Subsection 84(4) of the Income Tax Act applies where a corporation resident in Canada reduces its paid-up capital for any class of shares (otherwise than by way of a transaction described in subsections 84(2), 84(1) or 84(4.1)). The purpose of subsection 84(4) is to “tax other distributions by corporations to their shareholders as income to the extent those distributions are in excess of the shares’ paid-up capital”, as stated in the Tax Court decision Collins & Aikman Products Co. v. The Queen.
Paragraph 84(4)(a) provides that a “corporation shall be deemed to have paid at that time a dividend [..] equal to the amount [..] by which the amount paid by it on the reduction of the paid-up capital, [..] has been so reduced”. In addition, paragraph 84(4)(b) provides that “a dividend shall be deemed to have been received at that time by person who held any of the issued shares at that time equal to that portion of the amount of the excess referred to in paragraph 84(4)(a)”.
Subsection 84(4) permits shareholders to receive a tax-free return of their contributed capital from the corporation provided that such amount does not exceed the reduction on the paid-up capital of the share. However, a reduction of the paid-up capital by a public corporation may result in a different tax treatment to shareholders pursuant to subsection 84(4.1) of the Income Tax Act. Subsection 84(4.1) limits a public corporation’s ability to return capital to its shareholders on a tax-free basis. However, a public corporation may pay a tax-free return of capital to its shareholders if such amount is from proceeds that the corporation realized from a transaction “outside the ordinary course of business of the corporation”. In this context, under certain circumstances public corporations are permitted to sell an asset and distribute the sale proceeds to its shareholders as a return of capital.
In summary, the Income Tax Act permits corporation, excluding public corporations, to return capital amounts to its shareholders tax-free on shares consistent with paid-up capital reduction of such shares. While public corporations are permitted to make tax-free distributions to their shareholders, they are limited by subsection 84(4.1) to certain circumstances and transactions. It should be noted that reducing the paid-up capital of a class of shares by returning paid-up capital to shareholders of the corporation also reduces that shareholder’s adjusted cost base of those shares by the amount of tax-free capital returned to that shareholder, thereby increasing the shareholders’ future capital gain tax (s. 53(2)(a)(ii) Income Tax Act).
Pro Tax Tips – Deemed Dividend
The deemed dividend rules under the Income Tax Act are a complex area of law that require detailed analysis and advice from an experienced Canadian tax lawyer. If you have questions pertaining to a specific transaction and require legal advice or for questions relating to any of the deemed dividend rules, and their restrictions, under the Income Tax Act, please contact our tax law office to speak with one of our experienced Certified Specialist in Taxation Canadian tax lawyers.

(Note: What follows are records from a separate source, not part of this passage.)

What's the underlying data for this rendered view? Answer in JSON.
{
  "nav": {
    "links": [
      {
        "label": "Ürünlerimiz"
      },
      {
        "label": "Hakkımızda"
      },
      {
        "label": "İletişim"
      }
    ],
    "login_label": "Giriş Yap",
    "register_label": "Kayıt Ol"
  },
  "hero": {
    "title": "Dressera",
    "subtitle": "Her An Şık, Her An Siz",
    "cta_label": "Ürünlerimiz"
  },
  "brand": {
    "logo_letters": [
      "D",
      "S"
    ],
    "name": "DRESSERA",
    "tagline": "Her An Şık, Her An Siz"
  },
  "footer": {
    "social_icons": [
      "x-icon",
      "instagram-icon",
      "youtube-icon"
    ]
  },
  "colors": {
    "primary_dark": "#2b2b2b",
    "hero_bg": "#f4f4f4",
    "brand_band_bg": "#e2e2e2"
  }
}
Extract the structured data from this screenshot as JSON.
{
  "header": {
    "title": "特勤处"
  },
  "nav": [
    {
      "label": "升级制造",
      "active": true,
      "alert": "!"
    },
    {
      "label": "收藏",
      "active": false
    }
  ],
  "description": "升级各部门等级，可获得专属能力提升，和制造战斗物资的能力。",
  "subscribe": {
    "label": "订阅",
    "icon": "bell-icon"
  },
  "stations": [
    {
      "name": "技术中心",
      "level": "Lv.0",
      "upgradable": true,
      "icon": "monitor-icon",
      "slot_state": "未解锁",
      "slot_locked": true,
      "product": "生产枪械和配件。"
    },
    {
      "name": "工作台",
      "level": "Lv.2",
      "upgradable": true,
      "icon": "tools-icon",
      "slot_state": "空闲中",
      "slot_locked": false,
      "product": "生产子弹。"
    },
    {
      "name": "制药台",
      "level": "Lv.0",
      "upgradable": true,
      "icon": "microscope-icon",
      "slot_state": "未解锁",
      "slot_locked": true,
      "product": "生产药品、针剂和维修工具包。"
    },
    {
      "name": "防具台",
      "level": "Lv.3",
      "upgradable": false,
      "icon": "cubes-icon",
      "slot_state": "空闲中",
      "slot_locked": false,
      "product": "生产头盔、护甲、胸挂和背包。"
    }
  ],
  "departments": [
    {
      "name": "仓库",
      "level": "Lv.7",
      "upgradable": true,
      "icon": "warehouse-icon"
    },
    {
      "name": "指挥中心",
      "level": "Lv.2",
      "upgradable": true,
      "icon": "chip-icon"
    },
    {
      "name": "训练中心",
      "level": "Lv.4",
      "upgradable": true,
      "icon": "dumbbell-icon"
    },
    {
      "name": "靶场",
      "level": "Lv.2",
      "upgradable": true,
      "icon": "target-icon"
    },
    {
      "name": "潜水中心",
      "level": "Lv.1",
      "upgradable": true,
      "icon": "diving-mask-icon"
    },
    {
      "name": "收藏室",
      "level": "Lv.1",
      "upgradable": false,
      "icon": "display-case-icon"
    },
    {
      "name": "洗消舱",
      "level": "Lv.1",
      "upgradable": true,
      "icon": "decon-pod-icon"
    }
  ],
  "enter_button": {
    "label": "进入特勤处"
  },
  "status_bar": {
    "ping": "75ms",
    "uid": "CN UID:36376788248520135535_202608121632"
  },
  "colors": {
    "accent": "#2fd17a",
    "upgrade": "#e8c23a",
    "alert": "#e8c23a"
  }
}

"This article provides information of a general nature only. It is only current at the posting date. It is not updated and it may no longer be current. It does not provide legal advice nor can it or should it be relied upon. All tax situations are specific to their facts and will differ from the situations in the articles. If you have specific legal questions you should consult a lawyer."